Abdelali bought a “crappy kite,” took it to the lake and leapt right into it with no idea of what to do. The kite caught the wind and, without warning, it jerked him at least 40 feet up in the sky and slammed him back down to the water.
“I remember that first day. I had no idea what I was doing. After that first day, I realized that kite boarding is an extreme sport, and I was an idiot to try it with no experience. I could have killed myself,” he said.
Abdelali ended up spending several thousand dollars on lessons at South Padre Island, but it was an expense he said was worth it.
Asa Voyles, 22, is another who started kite boarding with no experience.
“I’ve been sailing here for 13 years, and one day, I hear this ‘Woosh!’ and this kite boarder jumps over the boat,” he said. “I’d never seen that before. I said, ‘Dude, how much?’ I bought two kites and a board that day for $600.”
Voyles is a self-taught kite boarder. He started out riding downwind and on land.
“It’s hard to learn locally,” he said. “There’s no formal school. I was the punk everyone hated for a while.”
Nick Tubre of Oklahoma City was among the first in the metro to take up the sport in 2000, but even he said learning how to kite board safely is the biggest challenge facing enthusiasts.
“The first time I did it, it was crazy,” he said. “The technology has changed so much on the kites since then. Back then, it wasn’t user-friendly. Today, it’s a lot safer and easier to handle.”

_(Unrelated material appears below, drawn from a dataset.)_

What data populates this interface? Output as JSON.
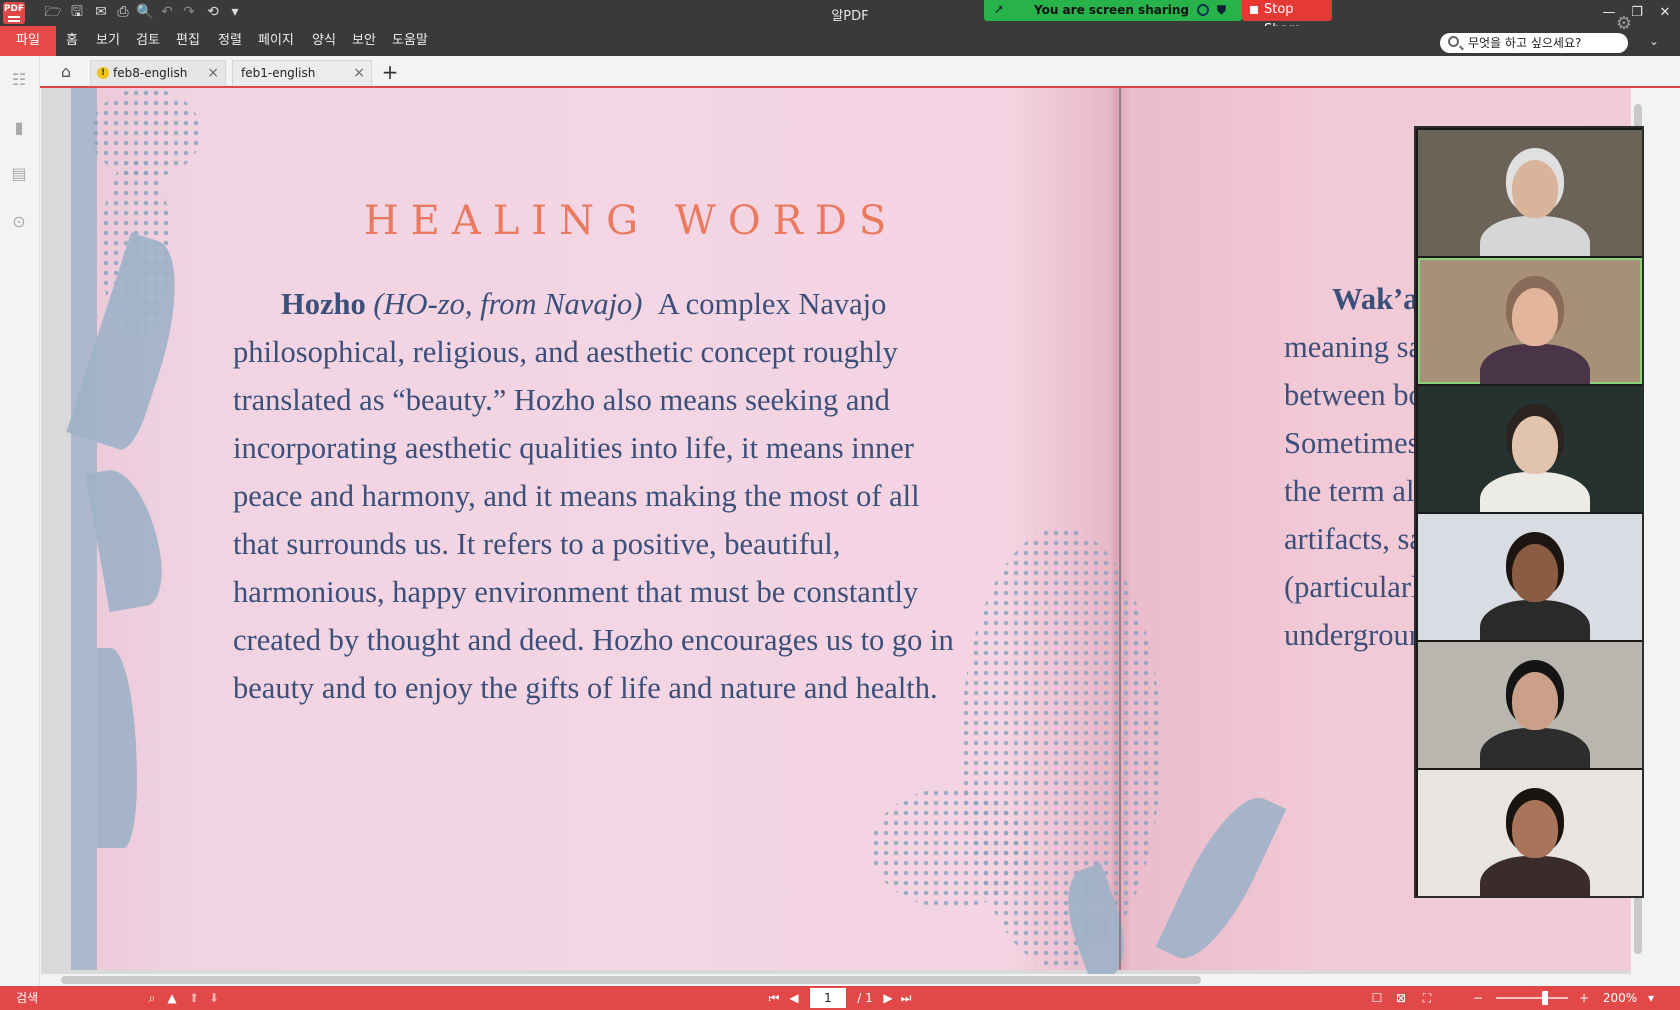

Hardly anyone locally offers lessons, due to the liability of the sport. The wind has known to be mean and dangerous to beginners and experts alike. Tubre said learning to kite board safely is vital.
“We’ve got our own little beach area out there and you don’t want a bazillion people out there getting hurt. If you start to get a lot of injuries, then the city has to do something about it,” he said.
“I usually tell people if they are interested to get on the Internet, do their research, get a practice kite to mess around on land with and get the videos. Even if you go to South Padre for a one- or two-day lesson, the winds here in Oklahoma are different. You have to take more time to learn.”
For those who do the research and invest in learning the sport safely, the rewards are superb. The same winds that make kite boarding risky can be rewarding as well.
“It grows on you. It’s the simplicity of getting out there, getting rid of all your frustrations. It’s a lot like meditation, and it’s a good high. You forget about all the frustrations when you fly,” Tubre said. “But it has to be safety first.” “Heide Brandes